Lines with the word "Pupil": copy all of them from the entries below.

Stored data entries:
++++

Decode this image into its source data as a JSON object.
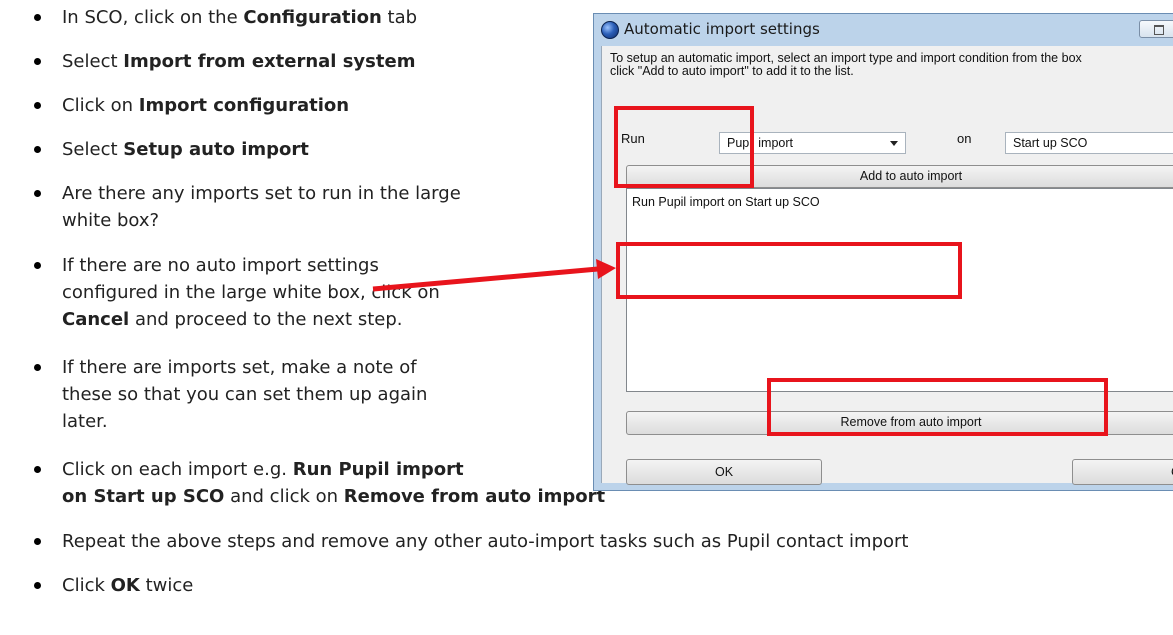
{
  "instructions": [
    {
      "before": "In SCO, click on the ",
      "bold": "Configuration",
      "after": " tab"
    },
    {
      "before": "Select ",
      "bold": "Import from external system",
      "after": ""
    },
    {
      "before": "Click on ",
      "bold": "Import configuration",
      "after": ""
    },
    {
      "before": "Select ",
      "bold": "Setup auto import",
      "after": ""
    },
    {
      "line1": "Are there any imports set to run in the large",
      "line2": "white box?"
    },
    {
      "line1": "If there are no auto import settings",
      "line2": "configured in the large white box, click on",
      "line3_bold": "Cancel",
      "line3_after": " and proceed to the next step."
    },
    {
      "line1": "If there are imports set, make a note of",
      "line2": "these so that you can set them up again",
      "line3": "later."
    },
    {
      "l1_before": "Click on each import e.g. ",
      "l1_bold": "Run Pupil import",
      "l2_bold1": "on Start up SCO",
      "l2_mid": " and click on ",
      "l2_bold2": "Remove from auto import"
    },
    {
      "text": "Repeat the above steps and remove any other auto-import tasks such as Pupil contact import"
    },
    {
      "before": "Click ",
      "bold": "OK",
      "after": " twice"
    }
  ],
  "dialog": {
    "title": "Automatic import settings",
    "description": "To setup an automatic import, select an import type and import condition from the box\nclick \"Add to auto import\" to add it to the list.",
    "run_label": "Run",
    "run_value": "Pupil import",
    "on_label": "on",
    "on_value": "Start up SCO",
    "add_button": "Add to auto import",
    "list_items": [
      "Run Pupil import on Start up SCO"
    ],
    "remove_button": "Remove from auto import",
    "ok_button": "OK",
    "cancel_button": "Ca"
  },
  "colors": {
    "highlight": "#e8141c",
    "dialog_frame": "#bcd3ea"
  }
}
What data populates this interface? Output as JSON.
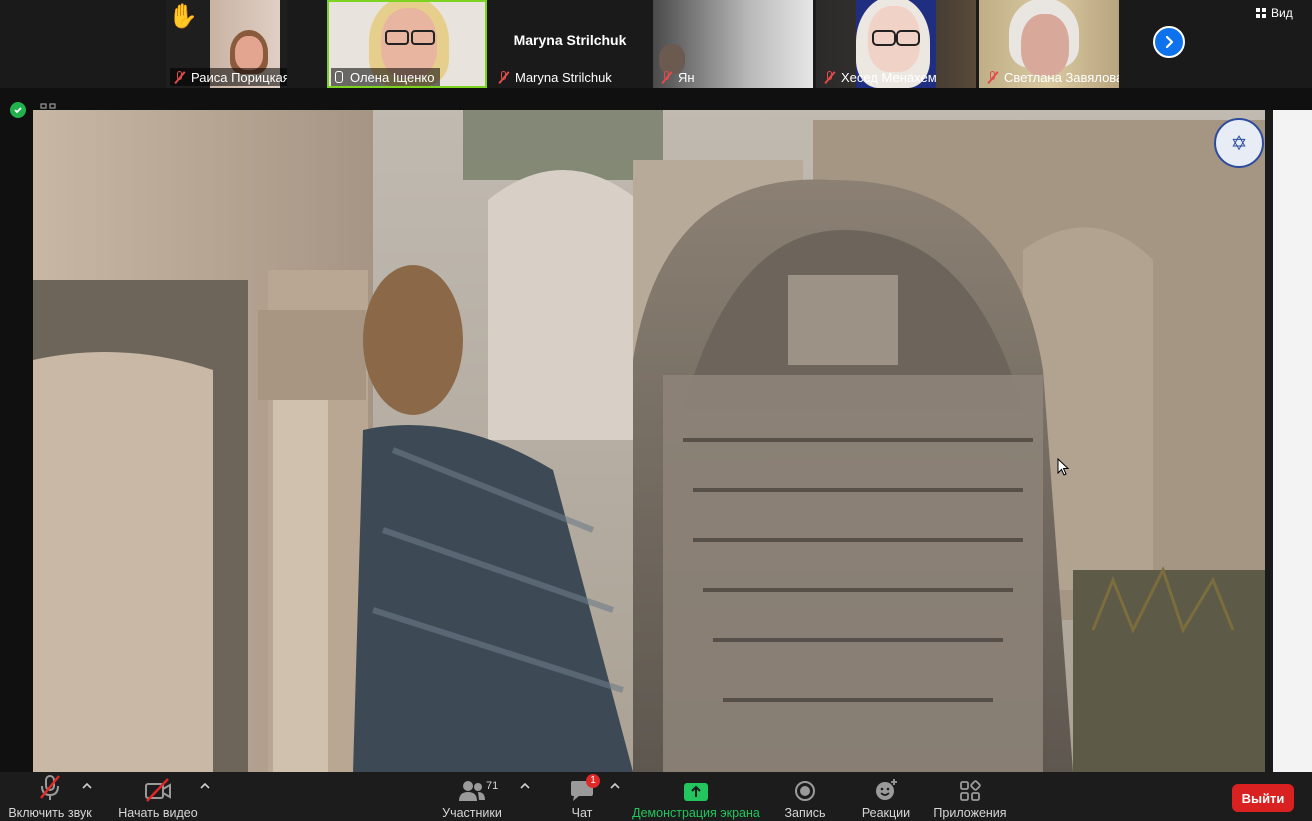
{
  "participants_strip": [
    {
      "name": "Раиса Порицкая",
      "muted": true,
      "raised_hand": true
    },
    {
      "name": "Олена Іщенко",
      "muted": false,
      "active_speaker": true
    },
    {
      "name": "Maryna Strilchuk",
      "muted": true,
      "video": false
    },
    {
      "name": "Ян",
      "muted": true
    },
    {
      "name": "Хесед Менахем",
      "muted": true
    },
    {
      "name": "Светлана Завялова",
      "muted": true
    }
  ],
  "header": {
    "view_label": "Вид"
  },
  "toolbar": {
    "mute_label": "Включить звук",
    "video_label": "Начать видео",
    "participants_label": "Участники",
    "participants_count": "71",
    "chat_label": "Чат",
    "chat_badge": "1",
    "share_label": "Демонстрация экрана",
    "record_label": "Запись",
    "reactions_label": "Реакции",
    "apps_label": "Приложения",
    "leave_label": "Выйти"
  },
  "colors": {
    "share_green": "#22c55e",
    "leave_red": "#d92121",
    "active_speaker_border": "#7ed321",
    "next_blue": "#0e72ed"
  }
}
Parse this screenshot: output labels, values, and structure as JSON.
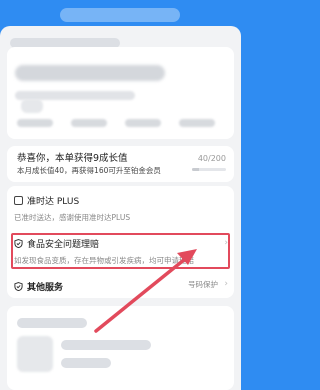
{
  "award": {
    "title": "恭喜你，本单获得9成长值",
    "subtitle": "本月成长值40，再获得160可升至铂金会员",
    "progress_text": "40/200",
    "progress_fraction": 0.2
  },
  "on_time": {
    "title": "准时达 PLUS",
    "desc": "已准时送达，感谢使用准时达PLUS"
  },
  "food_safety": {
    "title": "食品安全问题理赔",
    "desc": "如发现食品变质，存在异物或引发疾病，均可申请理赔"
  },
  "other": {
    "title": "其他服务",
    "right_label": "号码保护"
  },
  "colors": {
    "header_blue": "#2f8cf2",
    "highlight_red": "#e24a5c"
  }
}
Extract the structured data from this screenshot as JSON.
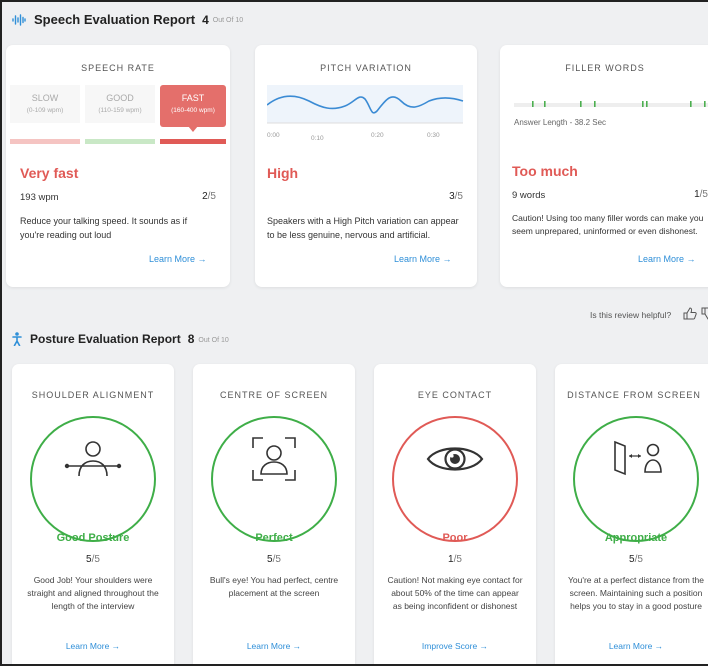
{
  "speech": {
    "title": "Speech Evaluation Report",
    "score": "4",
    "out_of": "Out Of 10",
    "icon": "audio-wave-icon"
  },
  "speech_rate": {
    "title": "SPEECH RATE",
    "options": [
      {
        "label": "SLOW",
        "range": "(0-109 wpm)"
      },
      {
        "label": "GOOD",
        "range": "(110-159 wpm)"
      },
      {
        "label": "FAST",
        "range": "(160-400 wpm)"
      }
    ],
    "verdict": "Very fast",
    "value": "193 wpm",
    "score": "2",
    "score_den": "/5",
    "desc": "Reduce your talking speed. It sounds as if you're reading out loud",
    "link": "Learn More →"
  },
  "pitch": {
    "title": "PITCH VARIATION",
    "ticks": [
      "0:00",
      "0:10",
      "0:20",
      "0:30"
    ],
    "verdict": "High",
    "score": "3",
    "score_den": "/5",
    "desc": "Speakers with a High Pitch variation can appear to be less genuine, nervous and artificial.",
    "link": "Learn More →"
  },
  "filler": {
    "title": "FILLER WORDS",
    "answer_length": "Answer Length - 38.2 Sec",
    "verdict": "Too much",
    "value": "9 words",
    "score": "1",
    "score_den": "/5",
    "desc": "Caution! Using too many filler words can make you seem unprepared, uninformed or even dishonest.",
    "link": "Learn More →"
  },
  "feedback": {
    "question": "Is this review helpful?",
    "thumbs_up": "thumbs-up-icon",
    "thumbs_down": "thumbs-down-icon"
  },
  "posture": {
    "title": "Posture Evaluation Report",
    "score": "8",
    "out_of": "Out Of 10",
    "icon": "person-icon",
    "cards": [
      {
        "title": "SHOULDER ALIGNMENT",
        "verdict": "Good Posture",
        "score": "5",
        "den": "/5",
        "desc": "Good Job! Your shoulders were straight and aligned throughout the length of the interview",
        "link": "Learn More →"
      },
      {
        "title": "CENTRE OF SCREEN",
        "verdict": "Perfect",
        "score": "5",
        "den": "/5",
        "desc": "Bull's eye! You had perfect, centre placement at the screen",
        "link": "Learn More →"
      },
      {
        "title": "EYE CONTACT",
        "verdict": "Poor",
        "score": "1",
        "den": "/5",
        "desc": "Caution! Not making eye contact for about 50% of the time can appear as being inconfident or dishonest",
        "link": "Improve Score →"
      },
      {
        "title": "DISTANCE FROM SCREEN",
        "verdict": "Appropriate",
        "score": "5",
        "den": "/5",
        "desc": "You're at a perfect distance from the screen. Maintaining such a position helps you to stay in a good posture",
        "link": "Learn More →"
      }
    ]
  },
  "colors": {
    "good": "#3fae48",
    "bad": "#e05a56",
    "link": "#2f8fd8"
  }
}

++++

Solution for this problem:
      "l1_bold": "Run Pupil import",
      "text": "Repeat the above steps and remove any other auto-import tasks such as Pupil contact import"
    "run_value": "Pupil import",
      "Run Pupil import on Start up SCO"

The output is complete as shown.